[Web page and app entries]
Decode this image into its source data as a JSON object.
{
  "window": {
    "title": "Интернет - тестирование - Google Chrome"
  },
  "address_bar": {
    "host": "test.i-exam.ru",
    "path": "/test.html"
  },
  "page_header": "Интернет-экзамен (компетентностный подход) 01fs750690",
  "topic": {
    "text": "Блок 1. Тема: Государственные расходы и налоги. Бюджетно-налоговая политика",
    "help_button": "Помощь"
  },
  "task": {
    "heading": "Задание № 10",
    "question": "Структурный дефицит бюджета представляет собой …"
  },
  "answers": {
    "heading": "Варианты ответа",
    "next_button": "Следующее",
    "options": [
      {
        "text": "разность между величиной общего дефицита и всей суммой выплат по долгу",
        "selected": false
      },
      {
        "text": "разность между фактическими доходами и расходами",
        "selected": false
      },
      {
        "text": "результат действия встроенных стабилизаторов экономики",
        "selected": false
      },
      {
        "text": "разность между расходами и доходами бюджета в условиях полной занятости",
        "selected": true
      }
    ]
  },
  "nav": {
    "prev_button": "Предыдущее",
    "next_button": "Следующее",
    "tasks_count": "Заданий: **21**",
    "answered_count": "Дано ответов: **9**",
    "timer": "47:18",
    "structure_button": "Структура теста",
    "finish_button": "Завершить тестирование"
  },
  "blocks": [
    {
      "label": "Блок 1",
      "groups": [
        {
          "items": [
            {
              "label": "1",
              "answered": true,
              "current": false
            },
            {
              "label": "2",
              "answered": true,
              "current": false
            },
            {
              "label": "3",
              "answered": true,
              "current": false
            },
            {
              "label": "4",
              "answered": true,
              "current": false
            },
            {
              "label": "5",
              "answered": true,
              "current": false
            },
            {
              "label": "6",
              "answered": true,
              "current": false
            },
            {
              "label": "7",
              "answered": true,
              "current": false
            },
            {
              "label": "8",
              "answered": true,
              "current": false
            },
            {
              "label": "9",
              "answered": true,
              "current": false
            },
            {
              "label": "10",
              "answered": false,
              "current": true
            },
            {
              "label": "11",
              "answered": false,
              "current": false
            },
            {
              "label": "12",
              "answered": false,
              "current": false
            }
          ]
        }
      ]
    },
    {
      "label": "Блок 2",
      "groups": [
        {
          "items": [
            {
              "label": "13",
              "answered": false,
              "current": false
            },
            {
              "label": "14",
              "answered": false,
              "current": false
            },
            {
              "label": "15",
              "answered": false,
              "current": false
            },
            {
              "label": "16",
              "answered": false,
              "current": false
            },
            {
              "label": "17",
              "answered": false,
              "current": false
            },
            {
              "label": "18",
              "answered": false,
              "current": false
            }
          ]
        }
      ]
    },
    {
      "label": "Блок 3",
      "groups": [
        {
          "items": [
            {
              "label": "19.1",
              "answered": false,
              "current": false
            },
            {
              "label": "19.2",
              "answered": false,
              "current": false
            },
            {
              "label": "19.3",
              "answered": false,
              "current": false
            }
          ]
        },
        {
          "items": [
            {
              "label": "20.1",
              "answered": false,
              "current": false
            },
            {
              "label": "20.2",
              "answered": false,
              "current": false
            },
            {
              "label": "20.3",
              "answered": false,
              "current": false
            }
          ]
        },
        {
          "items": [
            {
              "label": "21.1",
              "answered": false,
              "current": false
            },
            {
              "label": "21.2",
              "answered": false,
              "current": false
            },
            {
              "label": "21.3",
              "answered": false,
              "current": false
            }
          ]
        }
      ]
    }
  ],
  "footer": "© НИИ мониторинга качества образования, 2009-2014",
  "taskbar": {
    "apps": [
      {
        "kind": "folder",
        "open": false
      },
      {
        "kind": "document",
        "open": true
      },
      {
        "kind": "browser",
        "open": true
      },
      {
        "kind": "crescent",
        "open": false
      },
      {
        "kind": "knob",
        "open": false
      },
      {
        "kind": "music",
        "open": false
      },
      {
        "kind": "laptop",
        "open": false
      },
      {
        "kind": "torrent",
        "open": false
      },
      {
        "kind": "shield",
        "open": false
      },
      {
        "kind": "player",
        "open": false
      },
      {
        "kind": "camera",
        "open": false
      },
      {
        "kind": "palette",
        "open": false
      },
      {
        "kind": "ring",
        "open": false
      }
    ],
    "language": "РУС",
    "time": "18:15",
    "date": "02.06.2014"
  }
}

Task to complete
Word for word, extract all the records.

Your response
Decode this image into its source data as a JSON object.
{
  "window": {
    "title": "Интернет - тестирование - Google Chrome"
  },
  "address_bar": {
    "host": "test.i-exam.ru",
    "path": "/test.html"
  },
  "page_header": "Интернет-экзамен (компетентностный подход) 01fs750690",
  "topic": {
    "text": "Блок 1. Тема: Государственные расходы и налоги. Бюджетно-налоговая политика",
    "help_button": "Помощь"
  },
  "task": {
    "heading": "Задание № 10",
    "question": "Структурный дефицит бюджета представляет собой …"
  },
  "answers": {
    "heading": "Варианты ответа",
    "next_button": "Следующее",
    "options": [
      {
        "text": "разность между величиной общего дефицита и всей суммой выплат по долгу",
        "selected": false
      },
      {
        "text": "разность между фактическими доходами и расходами",
        "selected": false
      },
      {
        "text": "результат действия встроенных стабилизаторов экономики",
        "selected": false
      },
      {
        "text": "разность между расходами и доходами бюджета в условиях полной занятости",
        "selected": true
      }
    ]
  },
  "nav": {
    "prev_button": "Предыдущее",
    "next_button": "Следующее",
    "tasks_count": "Заданий: **21**",
    "answered_count": "Дано ответов: **9**",
    "timer": "47:18",
    "structure_button": "Структура теста",
    "finish_button": "Завершить тестирование"
  },
  "blocks": [
    {
      "label": "Блок 1",
      "groups": [
        {
          "items": [
            {
              "label": "1",
              "answered": true,
              "current": false
            },
            {
              "label": "2",
              "answered": true,
              "current": false
            },
            {
              "label": "3",
              "answered": true,
              "current": false
            },
            {
              "label": "4",
              "answered": true,
              "current": false
            },
            {
              "label": "5",
              "answered": true,
              "current": false
            },
            {
              "label": "6",
              "answered": true,
              "current": false
            },
            {
              "label": "7",
              "answered": true,
              "current": false
            },
            {
              "label": "8",
              "answered": true,
              "current": false
            },
            {
              "label": "9",
              "answered": true,
              "current": false
            },
            {
              "label": "10",
              "answered": false,
              "current": true
            },
            {
              "label": "11",
              "answered": false,
              "current": false
            },
            {
              "label": "12",
              "answered": false,
              "current": false
            }
          ]
        }
      ]
    },
    {
      "label": "Блок 2",
      "groups": [
        {
          "items": [
            {
              "label": "13",
              "answered": false,
              "current": false
            },
            {
              "label": "14",
              "answered": false,
              "current": false
            },
            {
              "label": "15",
              "answered": false,
              "current": false
            },
            {
              "label": "16",
              "answered": false,
              "current": false
            },
            {
              "label": "17",
              "answered": false,
              "current": false
            },
            {
              "label": "18",
              "answered": false,
              "current": false
            }
          ]
        }
      ]
    },
    {
      "label": "Блок 3",
      "groups": [
        {
          "items": [
            {
              "label": "19.1",
              "answered": false,
              "current": false
            },
            {
              "label": "19.2",
              "answered": false,
              "current": false
            },
            {
              "label": "19.3",
              "answered": false,
              "current": false
            }
          ]
        },
        {
          "items": [
            {
              "label": "20.1",
              "answered": false,
              "current": false
            },
            {
              "label": "20.2",
              "answered": false,
              "current": false
            },
            {
              "label": "20.3",
              "answered": false,
              "current": false
            }
          ]
        },
        {
          "items": [
            {
              "label": "21.1",
              "answered": false,
              "current": false
            },
            {
              "label": "21.2",
              "answered": false,
              "current": false
            },
            {
              "label": "21.3",
              "answered": false,
              "current": false
            }
          ]
        }
      ]
    }
  ],
  "footer": "© НИИ мониторинга качества образования, 2009-2014",
  "taskbar": {
    "apps": [
      {
        "kind": "folder",
        "open": false
      },
      {
        "kind": "document",
        "open": true
      },
      {
        "kind": "browser",
        "open": true
      },
      {
        "kind": "crescent",
        "open": false
      },
      {
        "kind": "knob",
        "open": false
      },
      {
        "kind": "music",
        "open": false
      },
      {
        "kind": "laptop",
        "open": false
      },
      {
        "kind": "torrent",
        "open": false
      },
      {
        "kind": "shield",
        "open": false
      },
      {
        "kind": "player",
        "open": false
      },
      {
        "kind": "camera",
        "open": false
      },
      {
        "kind": "palette",
        "open": false
      },
      {
        "kind": "ring",
        "open": false
      }
    ],
    "language": "РУС",
    "time": "18:15",
    "date": "02.06.2014"
  }
}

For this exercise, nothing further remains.